Dataset rows describing interfaces
· · ·
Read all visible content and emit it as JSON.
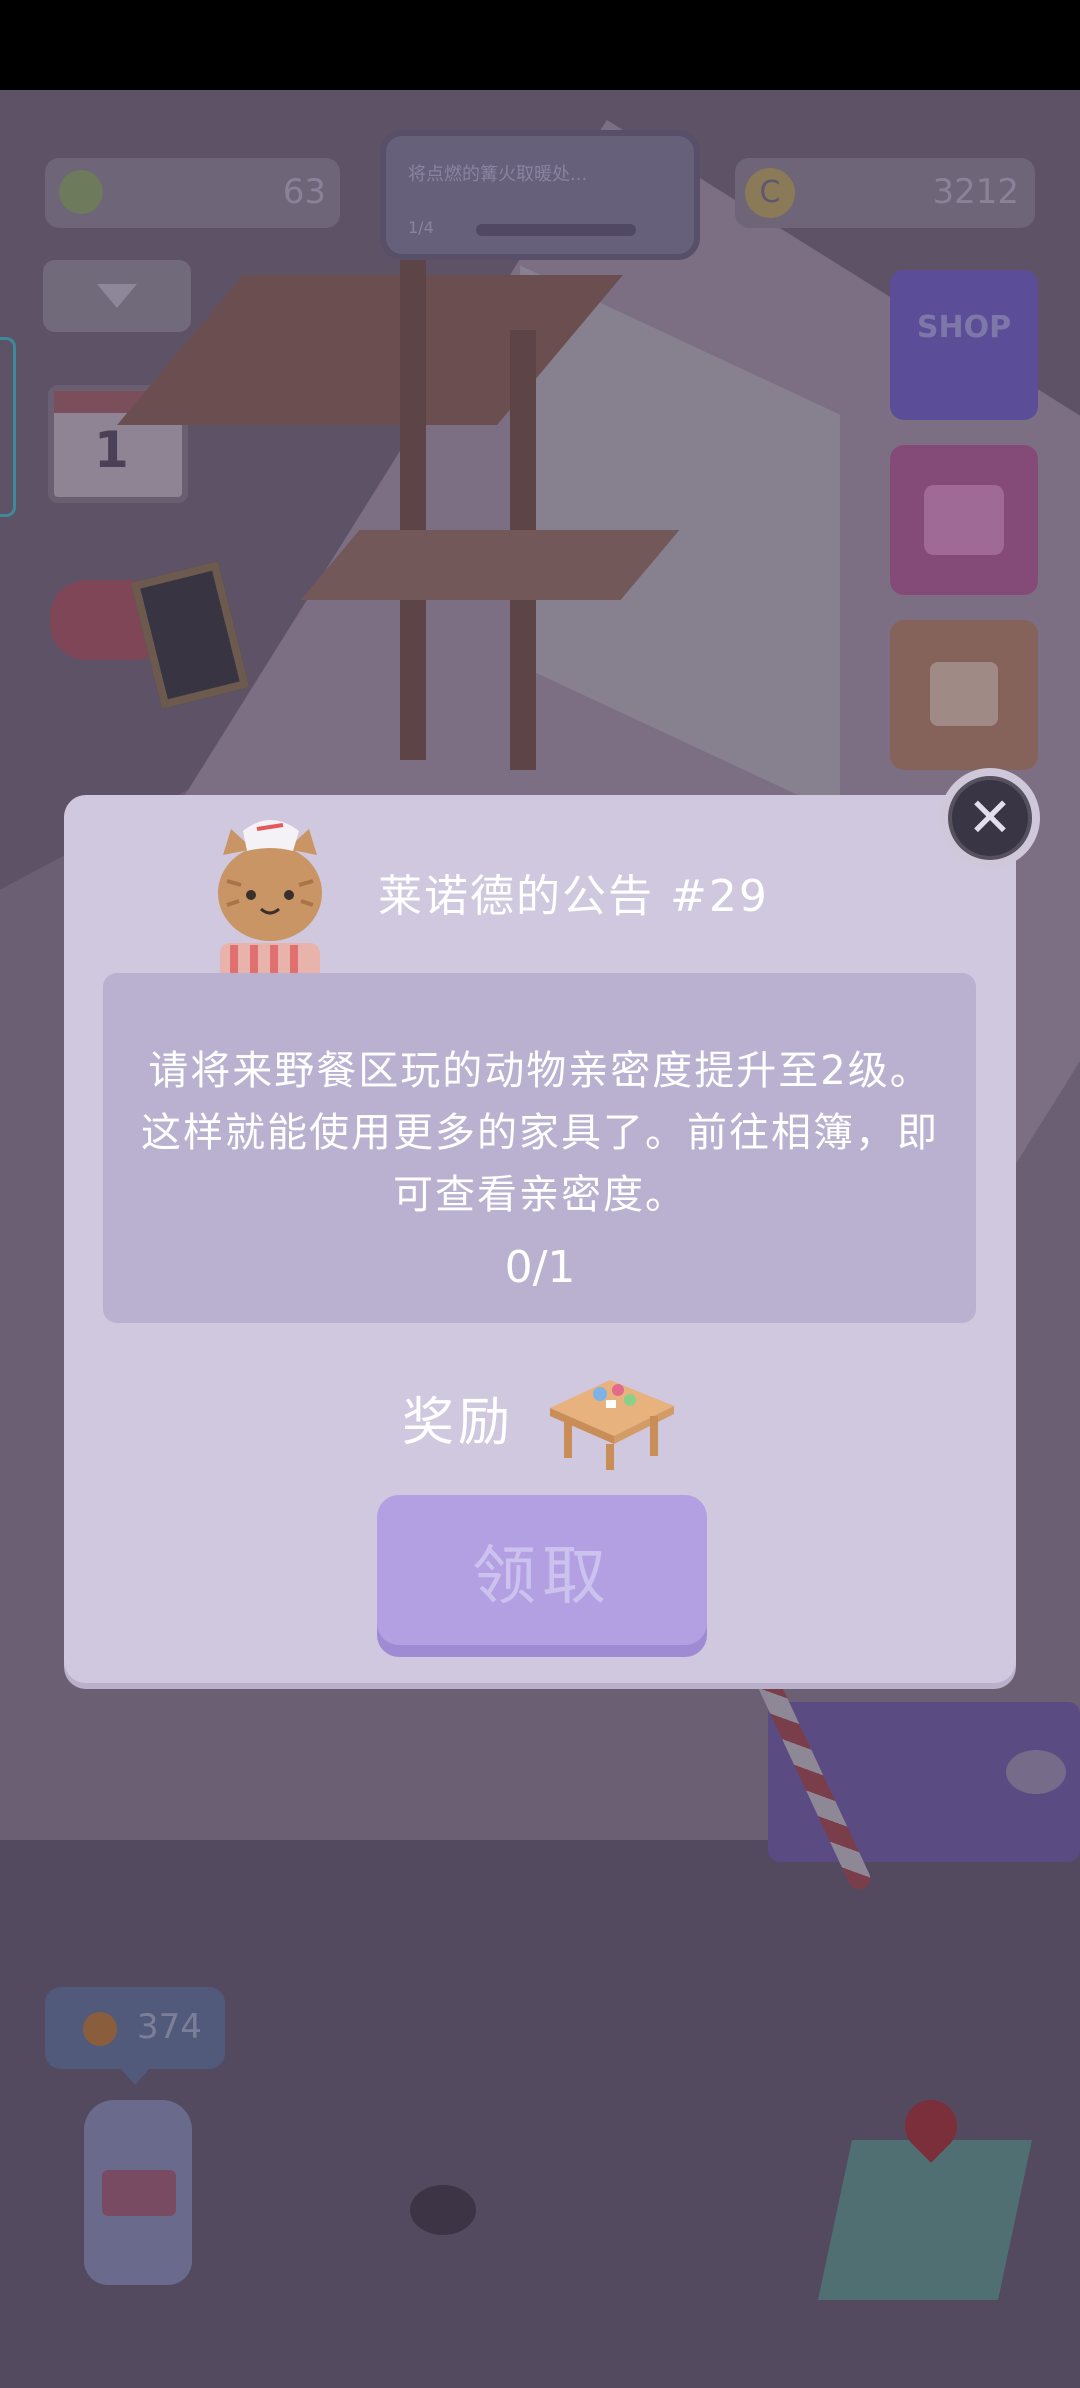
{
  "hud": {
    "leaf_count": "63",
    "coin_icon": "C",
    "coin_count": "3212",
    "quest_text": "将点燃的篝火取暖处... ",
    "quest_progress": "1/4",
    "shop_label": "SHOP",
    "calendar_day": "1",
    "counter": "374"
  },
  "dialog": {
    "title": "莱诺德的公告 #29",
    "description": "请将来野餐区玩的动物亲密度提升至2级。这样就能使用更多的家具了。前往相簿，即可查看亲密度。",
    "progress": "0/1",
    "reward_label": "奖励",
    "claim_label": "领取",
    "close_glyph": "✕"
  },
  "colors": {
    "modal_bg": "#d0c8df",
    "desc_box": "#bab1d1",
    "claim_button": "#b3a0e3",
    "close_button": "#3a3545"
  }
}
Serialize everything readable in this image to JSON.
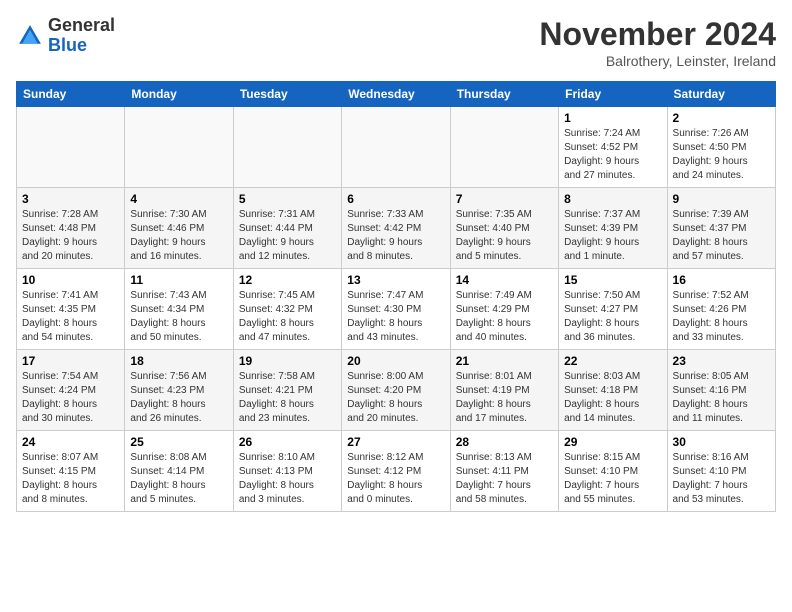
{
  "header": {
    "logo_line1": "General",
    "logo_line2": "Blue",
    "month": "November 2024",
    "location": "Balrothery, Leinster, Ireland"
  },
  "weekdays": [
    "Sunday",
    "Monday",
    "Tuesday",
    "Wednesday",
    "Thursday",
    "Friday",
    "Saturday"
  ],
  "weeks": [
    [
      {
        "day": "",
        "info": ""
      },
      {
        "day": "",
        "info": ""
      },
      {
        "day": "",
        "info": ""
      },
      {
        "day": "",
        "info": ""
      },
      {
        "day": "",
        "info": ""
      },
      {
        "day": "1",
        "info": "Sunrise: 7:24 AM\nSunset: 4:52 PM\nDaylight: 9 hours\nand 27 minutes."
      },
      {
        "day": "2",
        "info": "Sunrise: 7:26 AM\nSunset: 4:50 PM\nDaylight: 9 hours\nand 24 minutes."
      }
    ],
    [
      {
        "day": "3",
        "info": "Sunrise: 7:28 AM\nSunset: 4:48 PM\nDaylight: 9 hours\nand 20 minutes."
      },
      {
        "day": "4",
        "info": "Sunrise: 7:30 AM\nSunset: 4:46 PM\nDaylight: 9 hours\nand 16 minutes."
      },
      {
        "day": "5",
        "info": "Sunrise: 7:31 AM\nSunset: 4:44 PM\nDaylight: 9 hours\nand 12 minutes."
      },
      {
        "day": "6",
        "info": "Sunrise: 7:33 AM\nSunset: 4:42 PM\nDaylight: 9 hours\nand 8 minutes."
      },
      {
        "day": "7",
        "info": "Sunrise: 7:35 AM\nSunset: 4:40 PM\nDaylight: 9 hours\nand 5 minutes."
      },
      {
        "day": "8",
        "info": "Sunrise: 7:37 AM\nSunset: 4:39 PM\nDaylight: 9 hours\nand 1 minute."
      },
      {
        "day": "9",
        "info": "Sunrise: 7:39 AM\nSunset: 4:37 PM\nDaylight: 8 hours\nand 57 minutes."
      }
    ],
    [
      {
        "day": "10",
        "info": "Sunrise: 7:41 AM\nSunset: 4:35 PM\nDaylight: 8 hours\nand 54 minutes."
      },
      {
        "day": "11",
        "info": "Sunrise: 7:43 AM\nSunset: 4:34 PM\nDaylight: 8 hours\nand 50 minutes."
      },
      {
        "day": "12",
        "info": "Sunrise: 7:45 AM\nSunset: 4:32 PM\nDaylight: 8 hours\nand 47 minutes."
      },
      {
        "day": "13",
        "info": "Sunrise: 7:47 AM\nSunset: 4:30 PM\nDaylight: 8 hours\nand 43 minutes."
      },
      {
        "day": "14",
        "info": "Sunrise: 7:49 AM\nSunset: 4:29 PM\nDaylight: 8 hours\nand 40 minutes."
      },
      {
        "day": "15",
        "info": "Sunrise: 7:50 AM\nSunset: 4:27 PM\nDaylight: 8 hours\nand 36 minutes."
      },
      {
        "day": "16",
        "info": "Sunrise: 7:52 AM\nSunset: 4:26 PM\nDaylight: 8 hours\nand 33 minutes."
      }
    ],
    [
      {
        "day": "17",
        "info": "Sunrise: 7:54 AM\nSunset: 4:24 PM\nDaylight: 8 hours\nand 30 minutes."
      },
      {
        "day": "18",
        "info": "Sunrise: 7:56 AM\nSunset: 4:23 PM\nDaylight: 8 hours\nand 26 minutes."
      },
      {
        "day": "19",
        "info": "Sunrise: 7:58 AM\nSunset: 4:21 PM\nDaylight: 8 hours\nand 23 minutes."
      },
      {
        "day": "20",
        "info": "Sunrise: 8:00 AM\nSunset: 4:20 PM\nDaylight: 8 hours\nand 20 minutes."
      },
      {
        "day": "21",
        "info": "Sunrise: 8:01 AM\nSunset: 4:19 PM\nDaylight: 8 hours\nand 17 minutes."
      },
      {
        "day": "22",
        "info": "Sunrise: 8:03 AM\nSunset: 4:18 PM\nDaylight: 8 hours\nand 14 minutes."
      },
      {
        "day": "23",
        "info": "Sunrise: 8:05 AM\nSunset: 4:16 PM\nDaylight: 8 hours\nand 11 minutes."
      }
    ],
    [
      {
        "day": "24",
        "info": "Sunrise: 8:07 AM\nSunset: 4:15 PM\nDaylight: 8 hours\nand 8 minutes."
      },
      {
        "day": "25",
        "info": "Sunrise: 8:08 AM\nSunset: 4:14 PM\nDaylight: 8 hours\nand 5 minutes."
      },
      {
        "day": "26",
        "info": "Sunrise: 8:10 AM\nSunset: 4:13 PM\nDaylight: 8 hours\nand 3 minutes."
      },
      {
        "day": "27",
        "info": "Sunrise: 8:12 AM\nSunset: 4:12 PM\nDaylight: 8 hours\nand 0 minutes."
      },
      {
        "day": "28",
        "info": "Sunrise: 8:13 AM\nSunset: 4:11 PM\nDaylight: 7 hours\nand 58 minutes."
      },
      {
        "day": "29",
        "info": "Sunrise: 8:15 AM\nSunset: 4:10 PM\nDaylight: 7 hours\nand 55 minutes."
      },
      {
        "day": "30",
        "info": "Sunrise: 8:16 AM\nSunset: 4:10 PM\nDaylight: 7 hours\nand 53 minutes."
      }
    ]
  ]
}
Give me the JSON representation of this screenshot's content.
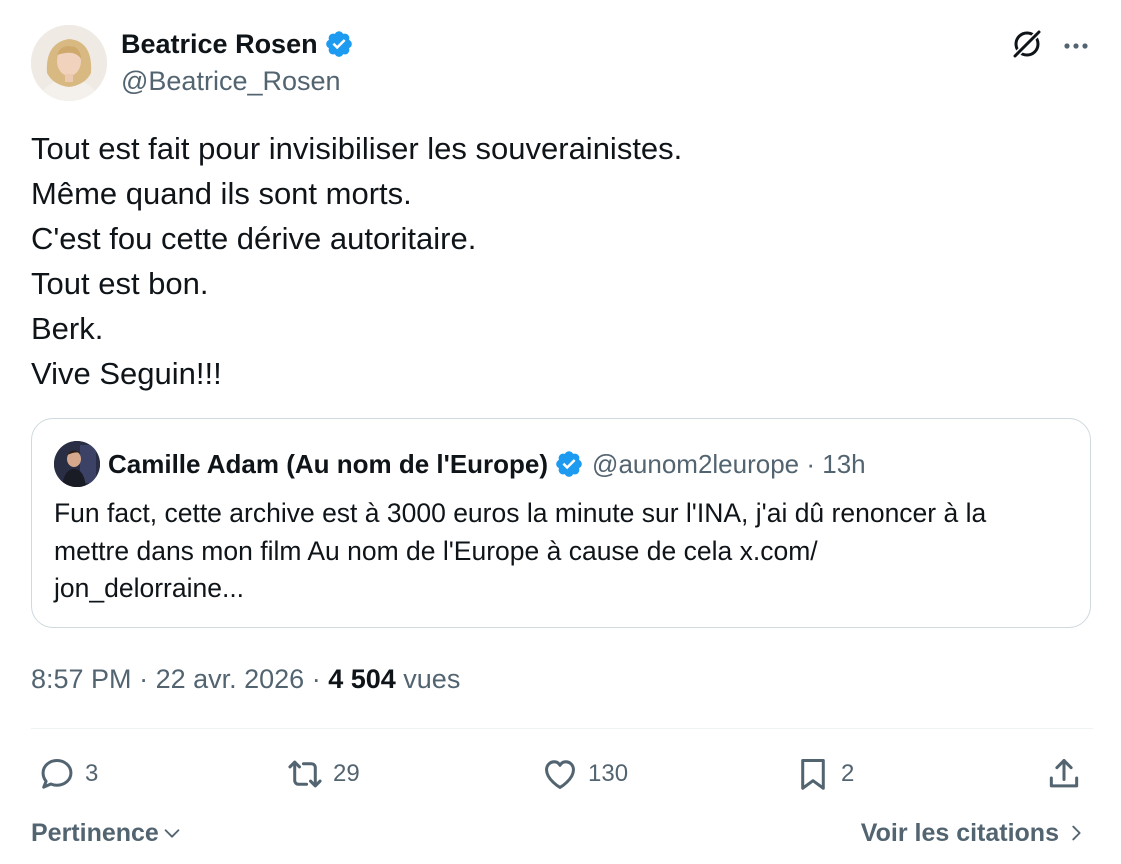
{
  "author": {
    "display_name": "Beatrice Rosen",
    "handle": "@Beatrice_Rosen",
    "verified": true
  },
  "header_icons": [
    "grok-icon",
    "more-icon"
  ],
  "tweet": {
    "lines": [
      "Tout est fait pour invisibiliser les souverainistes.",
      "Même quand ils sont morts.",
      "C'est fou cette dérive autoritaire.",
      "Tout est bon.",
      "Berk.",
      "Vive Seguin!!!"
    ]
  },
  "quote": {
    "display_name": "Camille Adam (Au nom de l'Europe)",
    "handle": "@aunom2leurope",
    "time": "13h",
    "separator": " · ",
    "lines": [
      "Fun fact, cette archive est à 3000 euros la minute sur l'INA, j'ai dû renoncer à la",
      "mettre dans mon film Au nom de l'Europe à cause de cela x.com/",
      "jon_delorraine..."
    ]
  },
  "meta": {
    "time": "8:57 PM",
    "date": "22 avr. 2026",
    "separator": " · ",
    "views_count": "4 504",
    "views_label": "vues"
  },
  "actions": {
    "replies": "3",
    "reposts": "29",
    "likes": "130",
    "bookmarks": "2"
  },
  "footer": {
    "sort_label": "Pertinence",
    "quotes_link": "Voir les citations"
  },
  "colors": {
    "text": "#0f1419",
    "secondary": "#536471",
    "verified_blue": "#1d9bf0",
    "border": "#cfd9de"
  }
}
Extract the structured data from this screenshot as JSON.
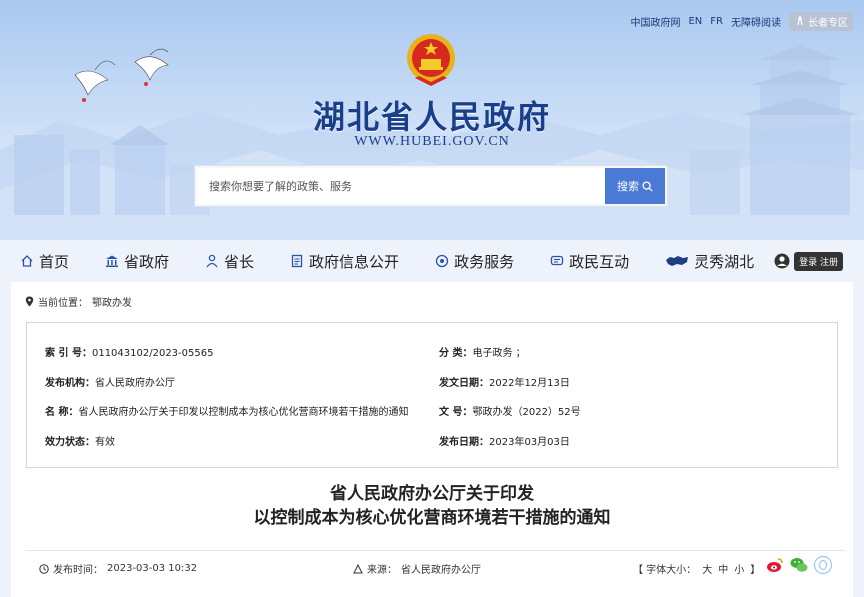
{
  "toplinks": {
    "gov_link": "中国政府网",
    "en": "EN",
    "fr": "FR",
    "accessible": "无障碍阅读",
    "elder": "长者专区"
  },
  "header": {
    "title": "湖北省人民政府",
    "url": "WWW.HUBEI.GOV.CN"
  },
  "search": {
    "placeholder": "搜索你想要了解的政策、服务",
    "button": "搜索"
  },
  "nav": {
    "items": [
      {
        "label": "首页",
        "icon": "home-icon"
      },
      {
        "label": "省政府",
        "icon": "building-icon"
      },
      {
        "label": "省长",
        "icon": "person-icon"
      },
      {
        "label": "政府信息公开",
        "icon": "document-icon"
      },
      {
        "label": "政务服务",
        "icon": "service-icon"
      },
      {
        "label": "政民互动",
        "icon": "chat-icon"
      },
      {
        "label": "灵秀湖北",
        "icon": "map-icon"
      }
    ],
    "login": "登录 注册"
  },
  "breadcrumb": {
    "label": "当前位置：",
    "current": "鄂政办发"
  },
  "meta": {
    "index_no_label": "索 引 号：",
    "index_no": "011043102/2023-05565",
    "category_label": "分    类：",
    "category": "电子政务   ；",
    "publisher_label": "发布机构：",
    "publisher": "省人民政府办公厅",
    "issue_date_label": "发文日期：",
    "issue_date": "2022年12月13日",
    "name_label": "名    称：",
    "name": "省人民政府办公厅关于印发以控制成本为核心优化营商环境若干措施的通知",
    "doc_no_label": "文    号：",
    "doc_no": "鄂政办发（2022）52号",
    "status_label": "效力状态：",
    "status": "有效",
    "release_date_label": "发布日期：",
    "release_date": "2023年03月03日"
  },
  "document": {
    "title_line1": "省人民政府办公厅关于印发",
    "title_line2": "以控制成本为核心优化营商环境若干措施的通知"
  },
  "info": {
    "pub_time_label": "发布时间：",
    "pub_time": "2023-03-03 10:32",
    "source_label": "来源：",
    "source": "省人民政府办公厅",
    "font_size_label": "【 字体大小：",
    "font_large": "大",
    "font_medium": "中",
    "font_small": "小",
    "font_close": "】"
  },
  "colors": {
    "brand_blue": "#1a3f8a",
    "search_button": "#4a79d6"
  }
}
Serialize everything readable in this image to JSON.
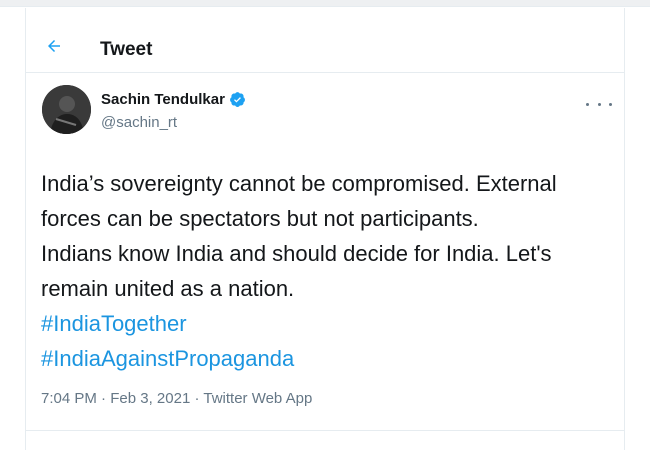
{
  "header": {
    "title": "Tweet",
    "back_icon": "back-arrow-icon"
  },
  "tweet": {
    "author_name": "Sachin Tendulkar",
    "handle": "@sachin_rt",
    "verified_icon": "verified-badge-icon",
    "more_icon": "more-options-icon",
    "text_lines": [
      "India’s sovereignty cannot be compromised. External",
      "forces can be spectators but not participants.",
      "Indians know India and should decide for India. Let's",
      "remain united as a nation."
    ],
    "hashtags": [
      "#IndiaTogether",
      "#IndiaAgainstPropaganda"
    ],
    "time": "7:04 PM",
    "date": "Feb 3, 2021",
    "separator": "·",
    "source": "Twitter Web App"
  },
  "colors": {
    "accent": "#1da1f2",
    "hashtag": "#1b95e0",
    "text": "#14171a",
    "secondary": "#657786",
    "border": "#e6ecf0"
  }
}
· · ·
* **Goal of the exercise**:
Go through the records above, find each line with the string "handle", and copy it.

* **Result of the exercise**:
    "handle": "@Beatrice_Rosen",
    "handle": "@aunom2leurope",
    "handle": "@sachin_rt",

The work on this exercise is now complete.